The Daily Show would have loved the sign I saw the other day, now that the mocking of the Occupy movement is in full force.
Jon Stewart's daily dish recently had a go at New York protesters for being bizarrely dressed, generally slackerish and given to wanton dancing. CNN's Erin Burnett went the superior sorority girl route, smugly pointing to one oddly costumed participant as only, "that."
Still, under that smug are good questions about a gone-global movement surely making the 1 percent a little nervous over their nightly cognacs. Who exactly is it occupying streets from New York to Seattle? What do they want? And do they even vote?
When I hit our own Occupy Tampa camp to ask, what do I see but a guy with a sign in red letters that says: TOFU IS MURDER!
And … um … okay.
Even the other Occupiers were scratching their heads at that. They had signs more down with the financial inequality theme: STOP CAPITALIZING. PEOPLE NOT PROFITS. And the all-important reminder: WE'RE STILL HERE.
The group united against corporate greed and bought-and-sold government is more tattoos than ties, a few bare feet, a couple of homeless and one mohawked guy with duct tape on his mouth whom the TV cameras can't seem to get enough of. The crowd, on this rainy day down to about a dozen, turns out to be made up of both voters and those who say they are too disillusioned.
On the curb I meet two women in their 50s, morning walking partners who "solve the political problems" and "save the world in a 5-mile walk." Barb Sherry — here with Karen Joseph, a STRENGTH IN UNITY sign and an American flag — says the young people she's met are "good-hearted." But as someone who hasn't missed a chance to cast a ballot, what does she think of people who say they don't vote because it doesn't seem to matter?
"I have a lot of sympathy for them because I think there's a lot of truth in their feelings," she says. "But I feel like if we give up the good fight. … "
A DJ named John Thomas tells me he hasn't voted in years because he can't see a difference in the candidates. Kevin Flynn, a soft-spoken Army vet, doesn't trust the system to turn out someone who represents the people, so he does this, trying "to indirectly affect change."
That disillusionment is something I hear a lot lately from young people I know who didn't see the big change they hoped for the last time around. Why should I vote if it doesn't rock the world? And you can't say "because it can" enough.
I also meet Pepe "Slamdunk" Kovanis, a 30-year-old organic gardener who voted for Obama and will vote again in 2012, "absolutely." Shane Ali, a freelance videographer out there in a Bob Marley T-shirt, has already filed to run for state representative.
There's Alicia Dion, a 24-year-old University of Florida grad in a Glee shirt who says she couldn't afford law school (too bad, because she sure can argue her case on, say, the absurdity of homeless on our streets as foreclosed houses sit empty). She votes and "tried to get as many people to vote as I possibly could."

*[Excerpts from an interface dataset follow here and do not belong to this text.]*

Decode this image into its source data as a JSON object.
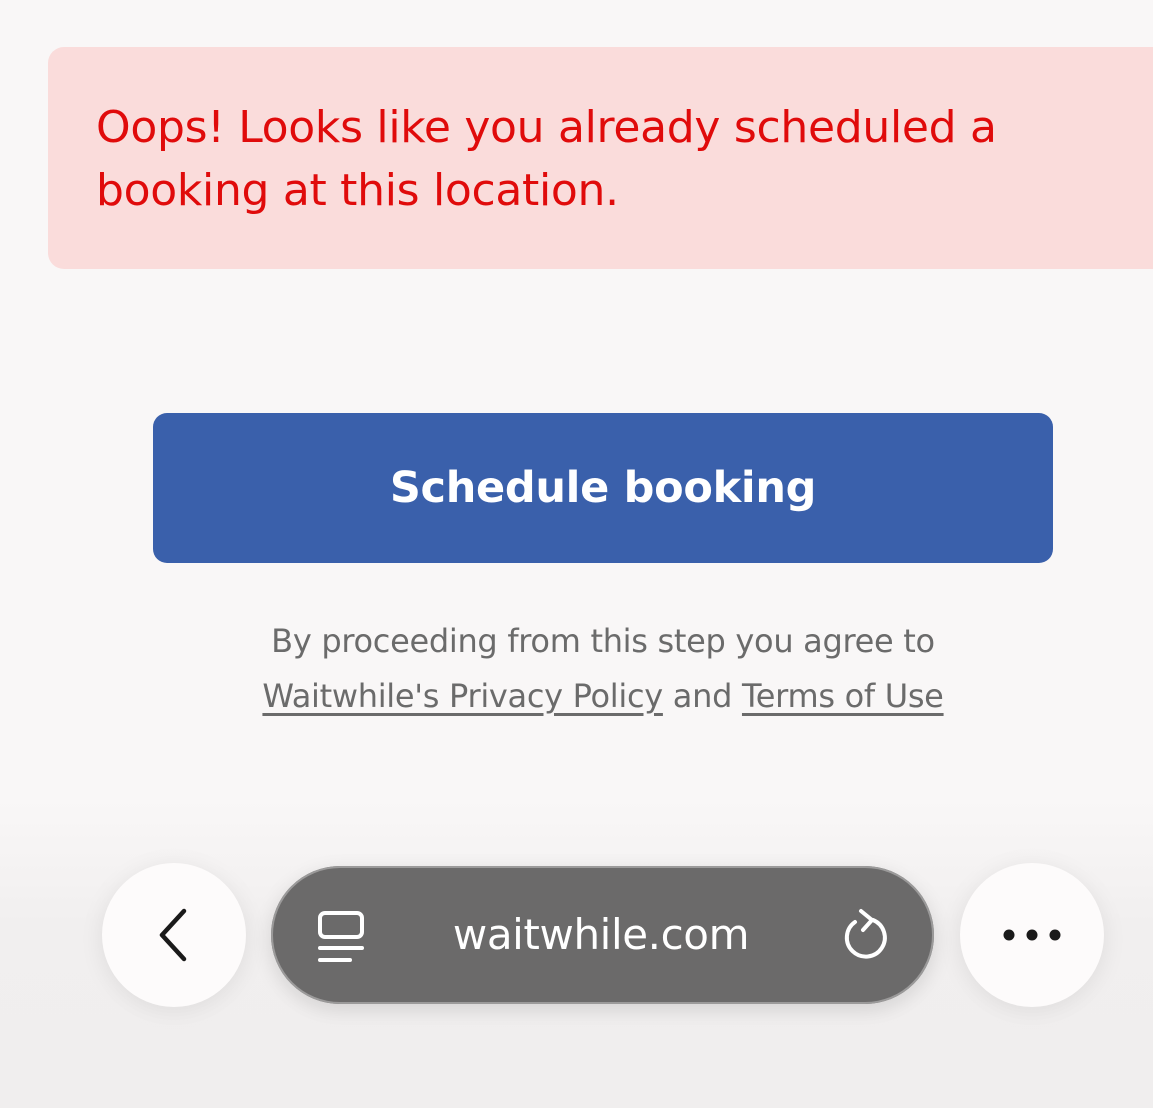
{
  "error": {
    "message": "Oops! Looks like you already scheduled a booking at this location."
  },
  "cta": {
    "label": "Schedule booking"
  },
  "legal": {
    "prefix": "By proceeding from this step you agree to",
    "privacy_link": "Waitwhile's Privacy Policy",
    "conjunction": "and",
    "terms_link": "Terms of Use"
  },
  "browser": {
    "url": "waitwhile.com",
    "icons": {
      "back": "chevron-left-icon",
      "reader": "reader-mode-icon",
      "reload": "reload-icon",
      "more": "more-options-icon"
    }
  },
  "colors": {
    "error_text": "#e00b0b",
    "error_background": "#fadcdb",
    "primary_button": "#3a60ab",
    "url_bar": "#6b6a6a",
    "page_background": "#f9f7f7"
  }
}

I do applaud a good protest, particularly one to unnerve the powerful. But not voting, not adding your voice there, too, might be the surest way to stay among the mocked rather than the ones politicians actually listen to.